Records for processing.

*** Block opens ***

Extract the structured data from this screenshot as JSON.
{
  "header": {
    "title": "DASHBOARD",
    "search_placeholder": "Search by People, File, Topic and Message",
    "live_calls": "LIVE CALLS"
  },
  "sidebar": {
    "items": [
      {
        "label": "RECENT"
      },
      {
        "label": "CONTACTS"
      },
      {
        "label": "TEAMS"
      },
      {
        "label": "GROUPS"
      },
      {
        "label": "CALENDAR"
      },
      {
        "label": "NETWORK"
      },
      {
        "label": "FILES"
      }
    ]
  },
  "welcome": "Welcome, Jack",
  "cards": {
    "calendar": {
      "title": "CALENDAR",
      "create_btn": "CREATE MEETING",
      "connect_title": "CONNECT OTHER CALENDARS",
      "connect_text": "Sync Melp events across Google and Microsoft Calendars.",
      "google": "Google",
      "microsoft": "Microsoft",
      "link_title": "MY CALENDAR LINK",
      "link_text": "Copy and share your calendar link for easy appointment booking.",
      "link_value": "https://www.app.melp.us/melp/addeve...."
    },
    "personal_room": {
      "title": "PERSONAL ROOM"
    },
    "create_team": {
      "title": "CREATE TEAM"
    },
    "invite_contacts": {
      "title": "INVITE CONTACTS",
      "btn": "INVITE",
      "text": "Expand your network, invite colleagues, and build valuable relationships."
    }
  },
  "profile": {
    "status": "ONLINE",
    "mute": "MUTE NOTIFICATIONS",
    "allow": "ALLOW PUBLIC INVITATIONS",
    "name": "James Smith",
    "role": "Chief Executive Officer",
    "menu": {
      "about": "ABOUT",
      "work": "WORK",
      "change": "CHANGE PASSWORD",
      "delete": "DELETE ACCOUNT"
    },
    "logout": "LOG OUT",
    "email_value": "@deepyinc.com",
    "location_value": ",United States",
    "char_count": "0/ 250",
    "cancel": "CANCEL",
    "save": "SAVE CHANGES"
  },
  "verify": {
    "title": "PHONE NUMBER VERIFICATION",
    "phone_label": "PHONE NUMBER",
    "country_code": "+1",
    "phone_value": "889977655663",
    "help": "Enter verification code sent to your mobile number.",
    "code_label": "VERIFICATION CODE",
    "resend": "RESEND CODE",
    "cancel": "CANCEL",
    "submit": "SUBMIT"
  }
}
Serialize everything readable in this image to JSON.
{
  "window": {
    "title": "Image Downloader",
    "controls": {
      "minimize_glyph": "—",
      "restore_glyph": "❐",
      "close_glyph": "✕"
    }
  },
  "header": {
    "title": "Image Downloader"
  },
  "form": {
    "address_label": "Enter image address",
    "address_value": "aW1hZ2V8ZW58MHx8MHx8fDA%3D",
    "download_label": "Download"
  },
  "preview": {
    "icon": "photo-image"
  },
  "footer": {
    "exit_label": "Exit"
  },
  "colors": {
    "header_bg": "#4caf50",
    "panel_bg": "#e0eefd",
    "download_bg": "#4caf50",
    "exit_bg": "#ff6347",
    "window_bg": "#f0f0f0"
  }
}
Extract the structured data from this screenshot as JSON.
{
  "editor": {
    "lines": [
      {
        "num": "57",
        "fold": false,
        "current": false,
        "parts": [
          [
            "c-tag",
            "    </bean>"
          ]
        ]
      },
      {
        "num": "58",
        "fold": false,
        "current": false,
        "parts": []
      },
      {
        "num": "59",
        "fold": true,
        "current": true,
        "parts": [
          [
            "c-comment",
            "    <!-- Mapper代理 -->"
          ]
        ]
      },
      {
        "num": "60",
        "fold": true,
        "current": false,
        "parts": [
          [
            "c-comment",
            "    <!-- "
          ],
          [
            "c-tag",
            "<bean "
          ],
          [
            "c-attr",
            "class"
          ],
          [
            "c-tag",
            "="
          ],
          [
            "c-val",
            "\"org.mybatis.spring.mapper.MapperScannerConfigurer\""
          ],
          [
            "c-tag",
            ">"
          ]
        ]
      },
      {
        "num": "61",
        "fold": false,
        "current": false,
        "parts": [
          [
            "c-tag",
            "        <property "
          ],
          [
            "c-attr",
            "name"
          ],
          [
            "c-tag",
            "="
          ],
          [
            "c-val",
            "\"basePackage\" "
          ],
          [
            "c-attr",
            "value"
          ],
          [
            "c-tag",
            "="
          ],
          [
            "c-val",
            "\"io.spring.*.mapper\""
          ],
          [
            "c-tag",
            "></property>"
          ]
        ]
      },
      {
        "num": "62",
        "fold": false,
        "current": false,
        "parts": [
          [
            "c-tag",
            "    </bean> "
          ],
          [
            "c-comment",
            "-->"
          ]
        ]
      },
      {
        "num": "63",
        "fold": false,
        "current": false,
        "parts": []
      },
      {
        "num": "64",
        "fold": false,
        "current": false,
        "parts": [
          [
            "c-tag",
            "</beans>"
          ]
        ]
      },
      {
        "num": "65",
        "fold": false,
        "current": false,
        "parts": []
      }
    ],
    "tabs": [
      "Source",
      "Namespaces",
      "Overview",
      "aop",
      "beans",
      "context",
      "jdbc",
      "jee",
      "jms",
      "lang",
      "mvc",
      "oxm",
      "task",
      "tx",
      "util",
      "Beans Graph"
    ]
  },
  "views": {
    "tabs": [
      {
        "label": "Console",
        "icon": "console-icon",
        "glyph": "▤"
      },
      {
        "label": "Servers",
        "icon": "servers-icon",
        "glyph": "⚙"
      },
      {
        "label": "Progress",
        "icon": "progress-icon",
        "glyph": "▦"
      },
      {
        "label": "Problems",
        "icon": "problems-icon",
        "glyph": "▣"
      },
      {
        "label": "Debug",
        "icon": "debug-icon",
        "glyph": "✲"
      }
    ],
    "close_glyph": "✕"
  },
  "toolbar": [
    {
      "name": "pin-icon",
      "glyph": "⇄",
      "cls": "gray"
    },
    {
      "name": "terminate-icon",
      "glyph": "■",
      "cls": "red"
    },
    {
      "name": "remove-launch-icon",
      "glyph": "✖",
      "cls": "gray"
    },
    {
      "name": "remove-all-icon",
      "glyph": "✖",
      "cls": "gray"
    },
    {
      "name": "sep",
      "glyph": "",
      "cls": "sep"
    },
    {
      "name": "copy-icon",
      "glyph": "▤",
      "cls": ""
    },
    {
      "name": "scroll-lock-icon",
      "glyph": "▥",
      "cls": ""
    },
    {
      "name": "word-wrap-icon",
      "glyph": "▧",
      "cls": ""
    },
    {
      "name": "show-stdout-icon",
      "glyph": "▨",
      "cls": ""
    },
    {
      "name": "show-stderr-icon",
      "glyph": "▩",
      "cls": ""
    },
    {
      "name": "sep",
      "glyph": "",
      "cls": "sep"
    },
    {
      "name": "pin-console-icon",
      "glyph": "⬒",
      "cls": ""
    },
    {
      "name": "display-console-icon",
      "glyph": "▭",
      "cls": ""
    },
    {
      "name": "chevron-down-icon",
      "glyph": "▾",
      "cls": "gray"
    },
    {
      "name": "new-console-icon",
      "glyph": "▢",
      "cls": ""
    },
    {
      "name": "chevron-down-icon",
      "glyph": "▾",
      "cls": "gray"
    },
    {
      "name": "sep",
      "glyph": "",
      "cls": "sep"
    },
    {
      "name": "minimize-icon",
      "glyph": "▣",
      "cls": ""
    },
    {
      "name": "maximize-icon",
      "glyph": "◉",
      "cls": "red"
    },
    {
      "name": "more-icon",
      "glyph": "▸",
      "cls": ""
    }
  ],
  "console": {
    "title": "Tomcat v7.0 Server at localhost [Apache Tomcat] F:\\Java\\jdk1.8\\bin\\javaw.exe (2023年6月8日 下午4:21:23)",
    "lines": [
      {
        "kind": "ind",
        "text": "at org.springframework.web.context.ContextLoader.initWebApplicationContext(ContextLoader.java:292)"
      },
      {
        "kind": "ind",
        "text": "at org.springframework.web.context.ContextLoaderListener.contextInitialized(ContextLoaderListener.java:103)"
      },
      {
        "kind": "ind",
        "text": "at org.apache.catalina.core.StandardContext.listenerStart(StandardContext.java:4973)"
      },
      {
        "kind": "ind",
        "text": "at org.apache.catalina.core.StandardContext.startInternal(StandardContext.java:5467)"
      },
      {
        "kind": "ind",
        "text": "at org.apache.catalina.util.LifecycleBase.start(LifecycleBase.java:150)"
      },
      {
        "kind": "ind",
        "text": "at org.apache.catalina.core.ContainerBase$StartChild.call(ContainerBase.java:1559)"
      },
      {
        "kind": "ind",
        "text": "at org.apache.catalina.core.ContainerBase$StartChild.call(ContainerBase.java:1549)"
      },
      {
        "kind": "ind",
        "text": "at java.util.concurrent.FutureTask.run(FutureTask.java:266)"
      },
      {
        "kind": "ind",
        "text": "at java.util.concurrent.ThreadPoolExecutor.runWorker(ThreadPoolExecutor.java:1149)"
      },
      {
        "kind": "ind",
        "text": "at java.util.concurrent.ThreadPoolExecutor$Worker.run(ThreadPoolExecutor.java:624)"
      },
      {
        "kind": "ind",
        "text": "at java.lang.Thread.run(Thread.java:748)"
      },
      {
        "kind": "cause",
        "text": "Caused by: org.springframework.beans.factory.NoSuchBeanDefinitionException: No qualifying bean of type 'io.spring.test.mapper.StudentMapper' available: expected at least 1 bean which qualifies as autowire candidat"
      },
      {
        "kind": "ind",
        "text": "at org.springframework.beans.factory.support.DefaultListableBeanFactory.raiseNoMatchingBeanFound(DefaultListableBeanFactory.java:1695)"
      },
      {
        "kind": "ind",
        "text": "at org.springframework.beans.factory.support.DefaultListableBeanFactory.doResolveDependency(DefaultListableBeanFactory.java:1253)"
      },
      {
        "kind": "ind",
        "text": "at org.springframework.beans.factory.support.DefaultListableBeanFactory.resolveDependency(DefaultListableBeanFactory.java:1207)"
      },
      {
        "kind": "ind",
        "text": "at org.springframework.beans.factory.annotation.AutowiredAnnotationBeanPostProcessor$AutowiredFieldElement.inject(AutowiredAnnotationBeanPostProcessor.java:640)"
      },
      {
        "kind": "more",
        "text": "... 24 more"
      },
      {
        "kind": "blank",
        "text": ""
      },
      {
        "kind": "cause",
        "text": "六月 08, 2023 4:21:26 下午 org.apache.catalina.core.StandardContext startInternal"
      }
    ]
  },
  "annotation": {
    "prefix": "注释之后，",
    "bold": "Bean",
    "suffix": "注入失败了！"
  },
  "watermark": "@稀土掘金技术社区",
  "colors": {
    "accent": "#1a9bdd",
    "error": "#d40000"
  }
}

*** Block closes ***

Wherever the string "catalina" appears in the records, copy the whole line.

        "text": "at org.apache.catalina.core.StandardContext.listenerStart(StandardContext.java:4973)"
        "text": "at org.apache.catalina.core.StandardContext.startInternal(StandardContext.java:5467)"
        "text": "at org.apache.catalina.util.LifecycleBase.start(LifecycleBase.java:150)"
        "text": "at org.apache.catalina.core.ContainerBase$StartChild.call(ContainerBase.java:1559)"
        "text": "at org.apache.catalina.core.ContainerBase$StartChild.call(ContainerBase.java:1549)"
        "text": "六月 08, 2023 4:21:26 下午 org.apache.catalina.core.StandardContext startInternal"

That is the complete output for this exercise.